This was originally posted at the DeckersMarketing.com blog on May 28, 2009.
I was really honored to be selected as a media blogger for the Indianapolis 500 this year (I’m covering it at my Laughing Stalk humor blog). I’m sitting up here with a lot of local talent, although there are a lot of empty seats right now (I’m in Dennis Neal’s seat from WLW radio in Cincinnati).
I learned a long time ago that there are a couple of unwritten (and written) rules for media people. And if you’re interested in being a guest blogger for a sports team or major event, you need to follow these rules. They’re the same ones the big-J Journalists follow every day. (“Big-J Journalist” implies that these people are serious journalists who make their living writing and producing important work. These guys look down on bloggers, because we’re not serious or well accepted in journalistic circles.)
- Never geek out. You were probably invited because you’ve got a passion for writing and for the team you’re covering. However, you’re the media now. You’re not a fanboy who bumped into your favorite player at a McDonald’s. Play it cool, be mature, and don’t try to be their buddy. You’re there to get a story, just like the real Journalists (see, I even used a big J), so act your age and get it done.
- Never ask for autographs or photos. My friend Amanda, who writes Red Hot Mama, the Cincinnati Reds/National League Central fan blog, said she once tried to get some media credentials for a Reds game, and was told it would never happen. It seems the year before, they allowed a blogger into the locker room, but the guy geeked out and asked for autographs and photos with the players. The guy turned into a total fanboy and gave the PR staff the only reason they would ever need to not invite bloggers to cover the team again. Now, we can argue the Reds are missing some great PR and coverage, but until that PR director leaves, he’s willing to give it up to avoid the hassles and headaches.

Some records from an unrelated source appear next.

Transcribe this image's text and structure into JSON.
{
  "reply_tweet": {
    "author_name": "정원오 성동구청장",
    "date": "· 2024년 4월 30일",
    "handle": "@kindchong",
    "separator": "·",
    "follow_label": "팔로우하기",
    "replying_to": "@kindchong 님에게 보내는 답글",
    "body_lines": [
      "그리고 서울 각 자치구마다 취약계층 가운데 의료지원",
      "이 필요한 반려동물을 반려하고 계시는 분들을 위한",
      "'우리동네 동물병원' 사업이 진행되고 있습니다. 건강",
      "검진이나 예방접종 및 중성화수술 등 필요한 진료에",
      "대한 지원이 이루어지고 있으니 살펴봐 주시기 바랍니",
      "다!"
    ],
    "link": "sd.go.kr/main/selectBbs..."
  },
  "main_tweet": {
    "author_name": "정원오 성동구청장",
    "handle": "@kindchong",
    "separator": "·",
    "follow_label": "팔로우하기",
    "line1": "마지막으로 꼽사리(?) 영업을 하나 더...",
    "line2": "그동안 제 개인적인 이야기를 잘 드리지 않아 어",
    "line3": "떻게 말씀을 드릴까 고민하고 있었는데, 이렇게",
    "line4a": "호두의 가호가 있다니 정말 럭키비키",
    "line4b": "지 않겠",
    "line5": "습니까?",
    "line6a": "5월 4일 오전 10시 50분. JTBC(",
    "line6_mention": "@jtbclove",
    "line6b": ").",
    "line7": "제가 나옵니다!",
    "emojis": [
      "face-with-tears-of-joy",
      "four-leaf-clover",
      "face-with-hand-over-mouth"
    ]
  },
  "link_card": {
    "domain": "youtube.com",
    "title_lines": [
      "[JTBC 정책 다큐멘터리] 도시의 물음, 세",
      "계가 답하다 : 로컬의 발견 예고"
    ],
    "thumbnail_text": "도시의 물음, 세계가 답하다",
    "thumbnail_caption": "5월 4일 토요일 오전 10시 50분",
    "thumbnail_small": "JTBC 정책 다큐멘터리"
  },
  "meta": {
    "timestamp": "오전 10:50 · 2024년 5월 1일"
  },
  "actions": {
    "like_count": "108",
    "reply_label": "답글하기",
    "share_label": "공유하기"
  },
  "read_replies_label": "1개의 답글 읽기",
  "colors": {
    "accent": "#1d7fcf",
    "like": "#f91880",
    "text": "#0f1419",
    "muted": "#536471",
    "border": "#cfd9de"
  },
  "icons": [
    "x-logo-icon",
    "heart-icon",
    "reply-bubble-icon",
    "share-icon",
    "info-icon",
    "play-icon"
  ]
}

- Blogging is not big-J Journalism. And it never will be if you don’t act like it. Sure there are writers like Chris Brogan, Jason Falls, and even political writers like Matt Drudge and the Daily Kos are all professional bloggers and speakers. They take their reputations and brands seriously, and work hard to make blogging an accepted form of media. If you’re going to be a serious blogger — and maybe we should start calling ourselves big-B Bloggers — write your blog as if you have a serious brand to promote.
- On the other hand, you’re not there to write fluff either. Don’t feel like you have to be the company yes man on anything. I was eating lunch today with a reporter who had also been a blogger for his newspaper. He wrote a not-so-nice post about one of the racers and his wife last year, and was griped at by the racer’s staff via email. While he is no longer blogging for his paper, he is still employed by them. He still writes critical pieces if he needs to, and realizes he’s not there to be the PR mouthpiece of the racers or their teams. The takeaway: if you find or see something that could be seen as negative, write about it anyway. Do it respectfully, and treat it like a big-J Journalist would. Write the facts, keep your opinion out of it, and be a professional.
Bloggers are still getting a bad rap from most of the mainstream media as being an unreliable source of news. And it will be, until we change our reputation and quality of work. That, and when the newspapers all go out of business, and network news is replaced by cable news and, well, blogs.
Until that time, as you grow your reputation and reach as a quality Big-B Blogger, practice journalistic techniques. Read books on newspaper writing (it’s still the gold standard of writing quality and ability), use Associated Press writing style, and study as many newspaper writers as you can.
But most importantly, for the love of God, don’t geek out.